| RECORDED DATA |
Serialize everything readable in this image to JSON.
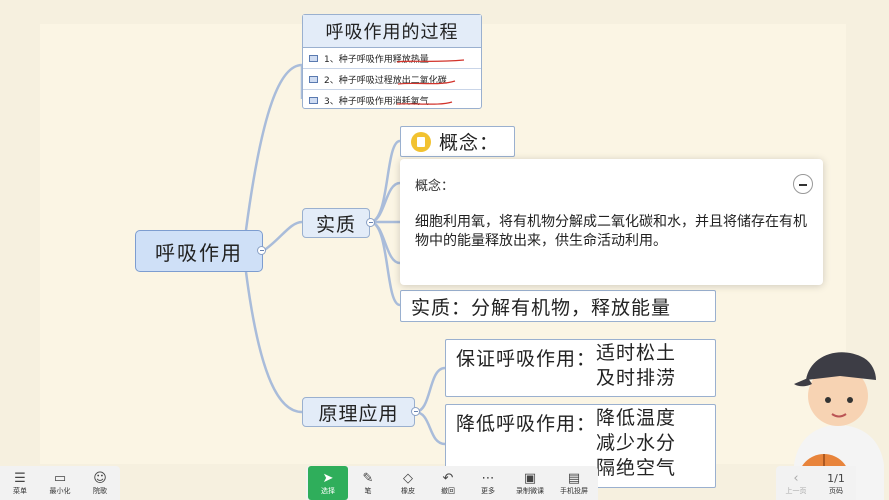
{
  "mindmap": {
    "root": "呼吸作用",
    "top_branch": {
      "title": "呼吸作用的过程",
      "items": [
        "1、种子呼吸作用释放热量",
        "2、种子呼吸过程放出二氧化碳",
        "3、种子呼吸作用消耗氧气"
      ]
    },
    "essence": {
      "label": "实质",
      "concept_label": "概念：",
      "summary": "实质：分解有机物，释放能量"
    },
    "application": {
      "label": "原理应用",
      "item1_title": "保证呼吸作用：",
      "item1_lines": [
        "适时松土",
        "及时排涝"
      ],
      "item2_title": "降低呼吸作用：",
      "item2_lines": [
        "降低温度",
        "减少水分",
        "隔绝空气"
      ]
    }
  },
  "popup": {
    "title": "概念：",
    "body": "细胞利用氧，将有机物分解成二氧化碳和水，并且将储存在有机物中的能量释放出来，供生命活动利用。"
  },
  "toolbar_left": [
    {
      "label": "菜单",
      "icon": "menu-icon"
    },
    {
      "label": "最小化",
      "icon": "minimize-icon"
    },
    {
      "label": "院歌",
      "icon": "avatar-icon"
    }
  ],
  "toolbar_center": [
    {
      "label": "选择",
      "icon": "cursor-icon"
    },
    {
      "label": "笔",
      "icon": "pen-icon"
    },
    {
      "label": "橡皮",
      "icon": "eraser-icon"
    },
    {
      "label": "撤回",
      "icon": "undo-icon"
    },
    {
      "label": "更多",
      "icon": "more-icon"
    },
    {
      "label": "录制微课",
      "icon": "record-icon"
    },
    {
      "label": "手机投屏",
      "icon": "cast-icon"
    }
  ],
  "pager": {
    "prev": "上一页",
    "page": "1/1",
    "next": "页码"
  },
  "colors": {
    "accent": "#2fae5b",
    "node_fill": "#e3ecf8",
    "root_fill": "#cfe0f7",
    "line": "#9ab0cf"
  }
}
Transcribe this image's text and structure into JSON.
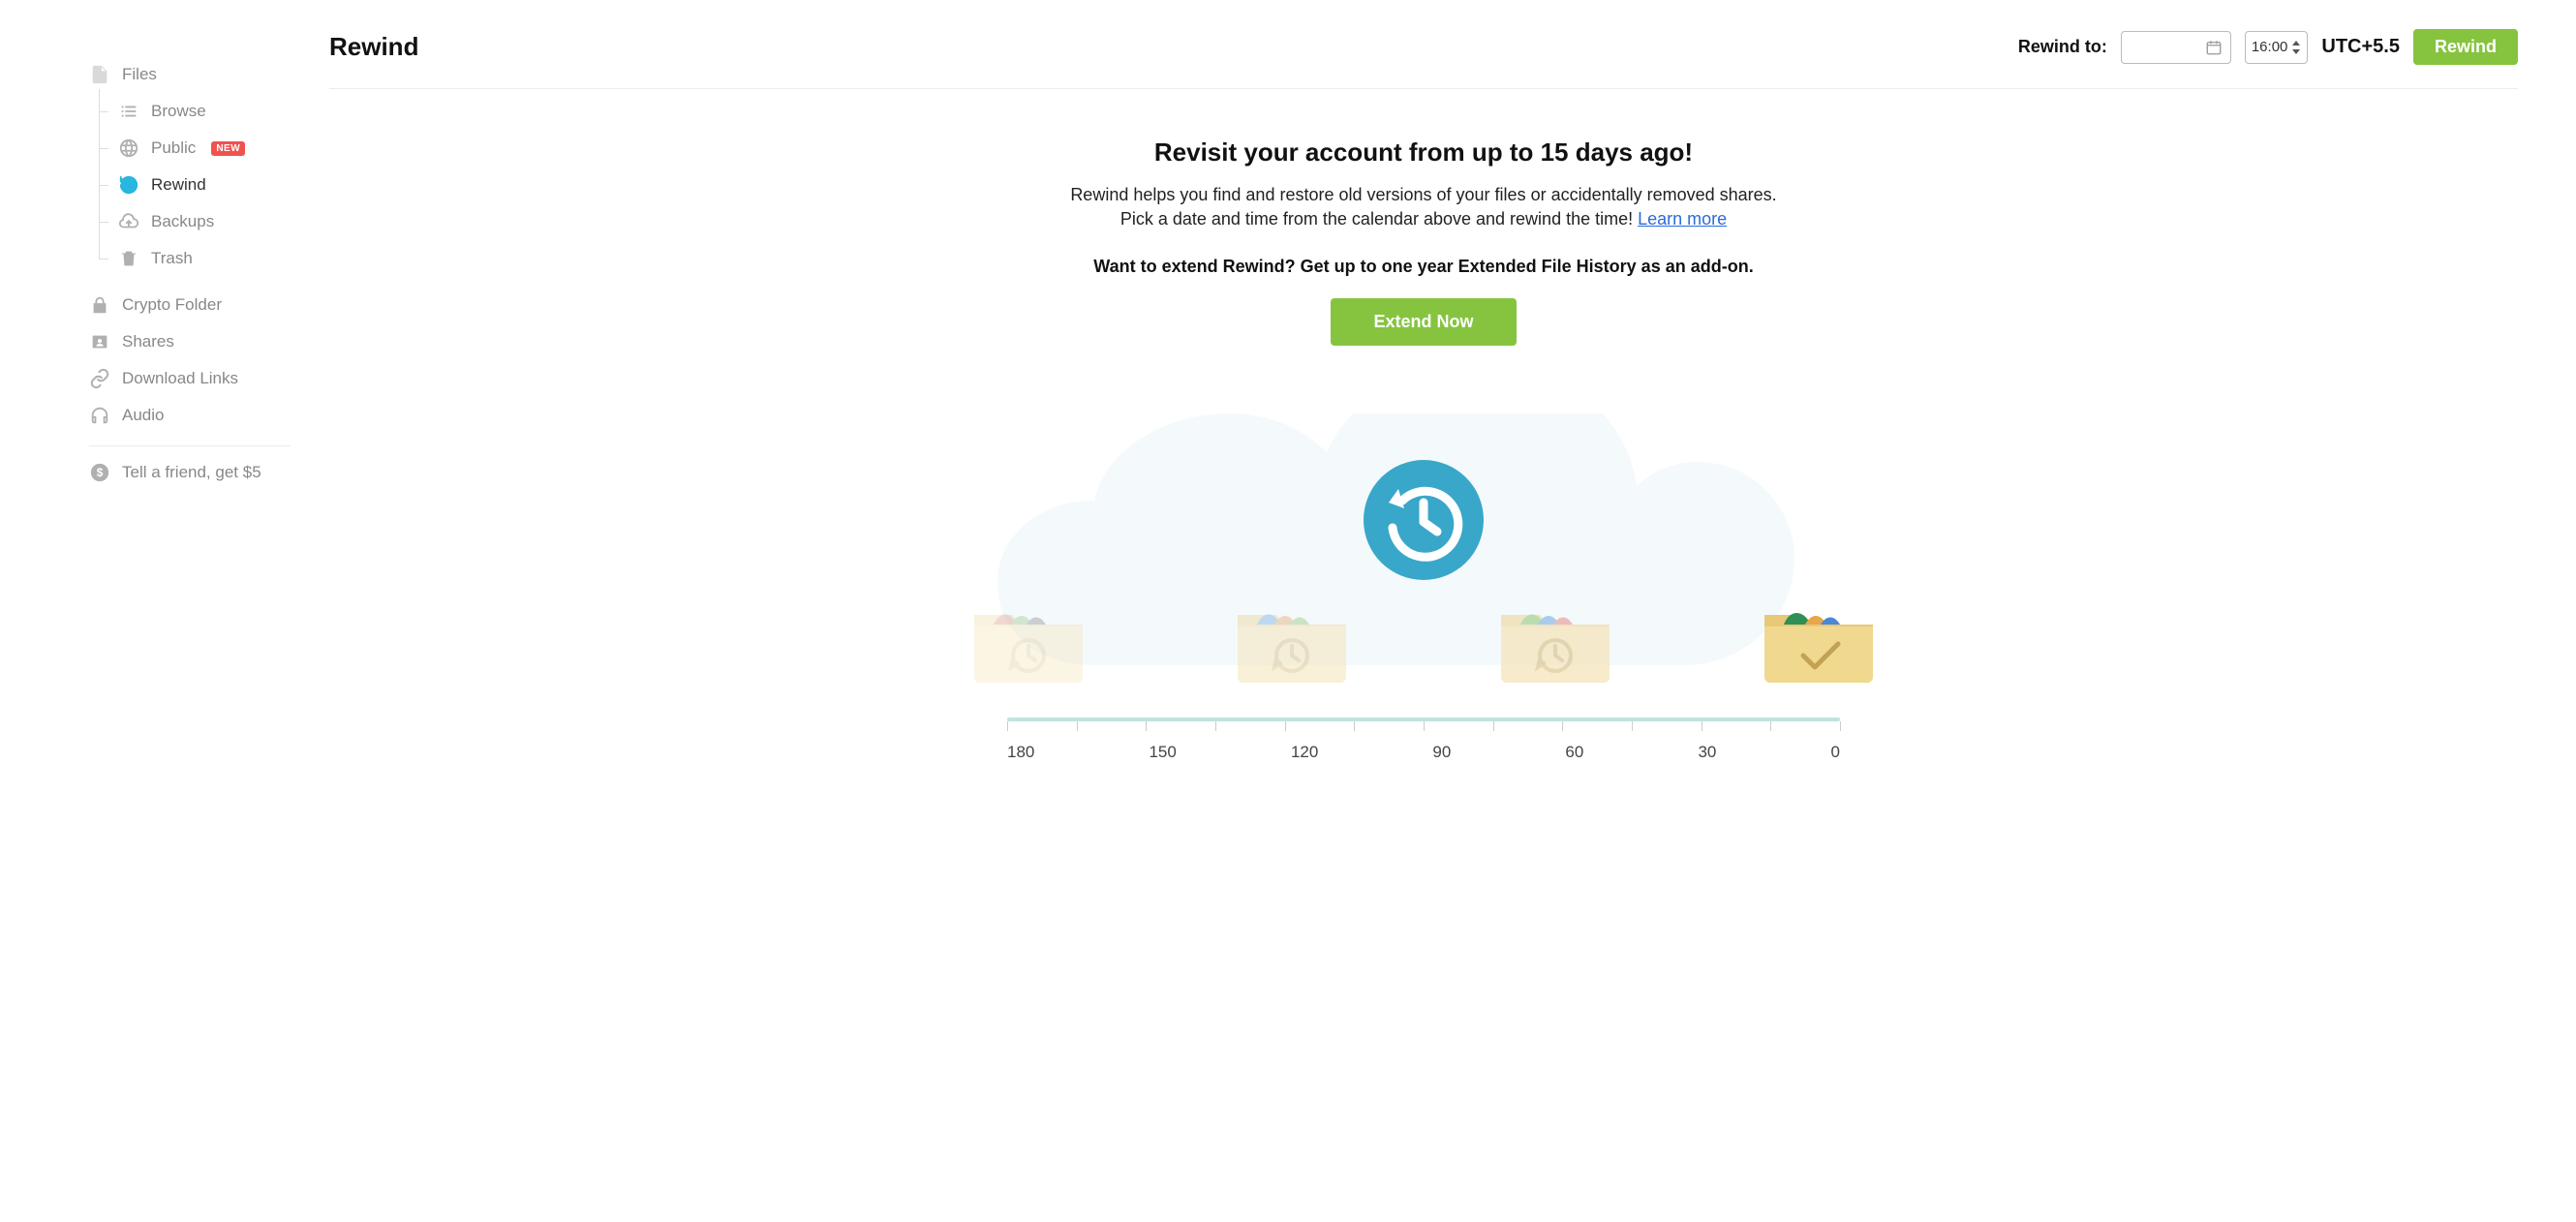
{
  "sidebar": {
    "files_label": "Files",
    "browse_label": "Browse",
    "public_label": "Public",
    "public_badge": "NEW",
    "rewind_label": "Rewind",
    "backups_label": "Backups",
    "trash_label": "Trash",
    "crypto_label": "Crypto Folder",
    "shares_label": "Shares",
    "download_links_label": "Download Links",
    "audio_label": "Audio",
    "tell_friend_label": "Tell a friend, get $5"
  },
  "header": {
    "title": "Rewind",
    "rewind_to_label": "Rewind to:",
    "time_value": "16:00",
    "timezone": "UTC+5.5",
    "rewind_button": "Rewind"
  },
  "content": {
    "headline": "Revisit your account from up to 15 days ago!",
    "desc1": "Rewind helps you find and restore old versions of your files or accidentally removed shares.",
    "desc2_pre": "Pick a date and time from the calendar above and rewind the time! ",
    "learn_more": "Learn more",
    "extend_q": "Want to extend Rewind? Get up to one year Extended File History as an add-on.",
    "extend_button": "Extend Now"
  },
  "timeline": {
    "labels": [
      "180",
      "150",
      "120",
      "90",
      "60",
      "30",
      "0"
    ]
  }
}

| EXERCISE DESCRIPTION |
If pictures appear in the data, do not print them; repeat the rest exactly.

| EXPECTED OUTPUT |
Serialize everything readable in this image to JSON.
{
  "mindmap": {
    "root": "呼吸作用",
    "top_branch": {
      "title": "呼吸作用的过程",
      "items": [
        "1、种子呼吸作用释放热量",
        "2、种子呼吸过程放出二氧化碳",
        "3、种子呼吸作用消耗氧气"
      ]
    },
    "essence": {
      "label": "实质",
      "concept_label": "概念：",
      "summary": "实质：分解有机物，释放能量"
    },
    "application": {
      "label": "原理应用",
      "item1_title": "保证呼吸作用：",
      "item1_lines": [
        "适时松土",
        "及时排涝"
      ],
      "item2_title": "降低呼吸作用：",
      "item2_lines": [
        "降低温度",
        "减少水分",
        "隔绝空气"
      ]
    }
  },
  "popup": {
    "title": "概念：",
    "body": "细胞利用氧，将有机物分解成二氧化碳和水，并且将储存在有机物中的能量释放出来，供生命活动利用。"
  },
  "toolbar_left": [
    {
      "label": "菜单",
      "icon": "menu-icon"
    },
    {
      "label": "最小化",
      "icon": "minimize-icon"
    },
    {
      "label": "院歌",
      "icon": "avatar-icon"
    }
  ],
  "toolbar_center": [
    {
      "label": "选择",
      "icon": "cursor-icon"
    },
    {
      "label": "笔",
      "icon": "pen-icon"
    },
    {
      "label": "橡皮",
      "icon": "eraser-icon"
    },
    {
      "label": "撤回",
      "icon": "undo-icon"
    },
    {
      "label": "更多",
      "icon": "more-icon"
    },
    {
      "label": "录制微课",
      "icon": "record-icon"
    },
    {
      "label": "手机投屏",
      "icon": "cast-icon"
    }
  ],
  "pager": {
    "prev": "上一页",
    "page": "1/1",
    "next": "页码"
  },
  "colors": {
    "accent": "#2fae5b",
    "node_fill": "#e3ecf8",
    "root_fill": "#cfe0f7",
    "line": "#9ab0cf"
  }
}
Transcribe this image's text and structure into JSON.
{
  "sidebar": {
    "files_label": "Files",
    "browse_label": "Browse",
    "public_label": "Public",
    "public_badge": "NEW",
    "rewind_label": "Rewind",
    "backups_label": "Backups",
    "trash_label": "Trash",
    "crypto_label": "Crypto Folder",
    "shares_label": "Shares",
    "download_links_label": "Download Links",
    "audio_label": "Audio",
    "tell_friend_label": "Tell a friend, get $5"
  },
  "header": {
    "title": "Rewind",
    "rewind_to_label": "Rewind to:",
    "time_value": "16:00",
    "timezone": "UTC+5.5",
    "rewind_button": "Rewind"
  },
  "content": {
    "headline": "Revisit your account from up to 15 days ago!",
    "desc1": "Rewind helps you find and restore old versions of your files or accidentally removed shares.",
    "desc2_pre": "Pick a date and time from the calendar above and rewind the time! ",
    "learn_more": "Learn more",
    "extend_q": "Want to extend Rewind? Get up to one year Extended File History as an add-on.",
    "extend_button": "Extend Now"
  },
  "timeline": {
    "labels": [
      "180",
      "150",
      "120",
      "90",
      "60",
      "30",
      "0"
    ]
  }
}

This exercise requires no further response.